Drive Towards Sunrise Using Newton’s Second Law of Motion: Changing Workplace Culture, Part 2

Gustavo Grodnitzky Culture Trumps Everything, Employee Engagement, Organizational Culture

As promised in my last blog post, this week we discuss how Newton’s second law of motion can be applied to changing workplace culture. The second law is more complex, but if you stick with me, I promise to use it to explain another big and painful challenge when creating change in workplace culture: resistance.

Here’s Newton’s second law:

F=ma. The vector sum of the forces on an object is equal to the mass of that object multiplied by the acceleration vector of the object.

Or, in plain English, force equals mass times acceleration.

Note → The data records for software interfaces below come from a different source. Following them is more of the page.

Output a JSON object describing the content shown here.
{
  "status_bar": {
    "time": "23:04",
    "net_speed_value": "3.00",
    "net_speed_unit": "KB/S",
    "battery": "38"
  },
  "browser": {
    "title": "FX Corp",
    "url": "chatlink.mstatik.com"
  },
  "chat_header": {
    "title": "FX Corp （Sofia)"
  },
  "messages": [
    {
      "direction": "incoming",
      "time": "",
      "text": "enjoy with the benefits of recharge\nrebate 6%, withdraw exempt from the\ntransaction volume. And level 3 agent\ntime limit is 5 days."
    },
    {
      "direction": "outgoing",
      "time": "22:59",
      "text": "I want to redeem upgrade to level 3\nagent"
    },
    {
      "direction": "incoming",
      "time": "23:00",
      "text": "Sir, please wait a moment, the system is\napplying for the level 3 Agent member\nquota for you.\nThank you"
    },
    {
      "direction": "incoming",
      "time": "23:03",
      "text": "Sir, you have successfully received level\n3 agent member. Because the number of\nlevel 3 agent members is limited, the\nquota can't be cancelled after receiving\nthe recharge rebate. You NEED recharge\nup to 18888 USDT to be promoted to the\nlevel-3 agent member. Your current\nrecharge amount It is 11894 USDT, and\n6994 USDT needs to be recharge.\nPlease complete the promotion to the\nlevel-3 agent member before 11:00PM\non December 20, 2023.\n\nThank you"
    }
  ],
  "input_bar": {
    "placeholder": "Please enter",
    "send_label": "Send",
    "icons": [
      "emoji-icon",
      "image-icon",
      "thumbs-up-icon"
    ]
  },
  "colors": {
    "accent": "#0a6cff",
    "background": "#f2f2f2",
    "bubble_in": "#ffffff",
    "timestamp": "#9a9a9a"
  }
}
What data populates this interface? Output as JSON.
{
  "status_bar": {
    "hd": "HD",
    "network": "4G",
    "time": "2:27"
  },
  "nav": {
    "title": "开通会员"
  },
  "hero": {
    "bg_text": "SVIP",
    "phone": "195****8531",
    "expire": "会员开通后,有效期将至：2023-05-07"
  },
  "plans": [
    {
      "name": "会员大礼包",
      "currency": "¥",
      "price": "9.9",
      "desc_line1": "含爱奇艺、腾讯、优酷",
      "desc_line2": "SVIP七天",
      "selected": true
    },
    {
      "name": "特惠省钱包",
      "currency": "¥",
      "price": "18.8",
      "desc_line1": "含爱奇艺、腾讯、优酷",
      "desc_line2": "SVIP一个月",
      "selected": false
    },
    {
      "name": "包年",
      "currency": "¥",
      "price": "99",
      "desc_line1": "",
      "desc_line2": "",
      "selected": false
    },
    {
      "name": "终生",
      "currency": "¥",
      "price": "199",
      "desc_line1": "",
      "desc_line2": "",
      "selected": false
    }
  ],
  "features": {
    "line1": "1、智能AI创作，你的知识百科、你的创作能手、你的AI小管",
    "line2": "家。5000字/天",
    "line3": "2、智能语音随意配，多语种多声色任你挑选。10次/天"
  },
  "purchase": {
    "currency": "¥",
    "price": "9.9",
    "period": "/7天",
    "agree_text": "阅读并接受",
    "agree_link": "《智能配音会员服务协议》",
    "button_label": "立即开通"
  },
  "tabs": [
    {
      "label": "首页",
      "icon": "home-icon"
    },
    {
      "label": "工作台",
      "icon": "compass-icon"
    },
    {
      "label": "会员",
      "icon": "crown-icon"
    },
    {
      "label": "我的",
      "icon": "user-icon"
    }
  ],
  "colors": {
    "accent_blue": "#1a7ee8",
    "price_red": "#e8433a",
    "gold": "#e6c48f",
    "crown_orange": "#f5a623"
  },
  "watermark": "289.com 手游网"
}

Now, you may be asking, “How can this possibly help me change my workplace culture?” Here’s your answer:

To get an object accelerating, the size of the force you apply and the direction of that force will both make a difference. This may seem obvious now, but it was not before Newton’s time. The mass, m, in the equation represents the mass of an object. The greater the mass of an object, the more force required to move that object.

The same applies when changing workplace culture.

To create change, first consider the “mass” of your current workplace culture. For example, perhaps you’re hoping to change a culture of complacency or one where low performance is accepted. The longer this kind of culture has been the norm, the greater the mass it acquires. The greater the mass of the culture, the greater the force — in other words, the time, energy and resources — required to move it. (By the way, this is why startups tend to be so nimble. Because they do not have a well-established culture, their culture has little mass.)

If force is not applied, the workplace culture of complacency or low performance will continue to gain mass and become more and more difficult to change. So what kind of force might you apply? A few examples are individual and team incentives, coaching, training, skill set development, and if those do not work, introduce in progressive discipline.

Cause and Direction

But beyond force, you also have to think about direction. While most companies use vision, values or mission statements to try to create a direction for the workplace culture, I have found that defining cause is much more powerful. Here is a simple way to distinguish between mission and cause:  Mission is what you do.  Cause is why you do it.  You can think of cause as meaning, significance, big picture and purpose.  To identify your cause, define how your product or service either changes the world or changes human experience in the world. I don’t care if you make widgets. I care how your widgets change people or society.

Cause drives behaviors mission cannot.  For example, the cause at Tesla is to accelerate the adoption of electric vehicles and electric technology. The obstacle to achieving that cause is range or distance anxiety — drivers’ worry that their car will run out of power before they reach somewhere to charge it.

To overcome that obstacle, Tesla built rapid charging stations up and down both U.S. coasts and then in a line across the center of the country. Not good enough. So CEO Elon Musk went to his engineers and told them this: “I want you to build a system that will allow our customers to drive into a rapid charging station, drop their discharged battery and pick up a fully charged battery.  And I want that exchange to happen in five minutes – or about the time it takes to fill a fossil fuel gas tank. You have six months to do it.”

As it turned out, they met the goal in four months. What happened next?  In the remaining two months, they created a system that executes the exchange in 90 seconds. Now that’s how to apply cause as a force to move workplace culture. Imagine if Musk had used traditional incentives and instead told his engineers, “I will pay each one of you $100,000 for hitting that five-minute goal.” What would have happened after four months when they hit the goal? They would have been cashing their checks, and the additional innovation wouldn’t have happened.

As humans, we have drives to connect and belong. We all want to be part of something larger than ourselves that gives our lives meaning. That is what cause offers us. We are asking people to spend about a third of their adult lives at work. Cause makes that time meaningful for them. This is why it is a powerful (though too often not applied) force to move workplace culture.

Still with me? In my next post, I’ll share what Newton’s Third Law of Motion can teach us about changing workplace culture.

If you have questions on this post or any previous post, don’t hesitate to reach out and ask.

Keep cultivating your culture!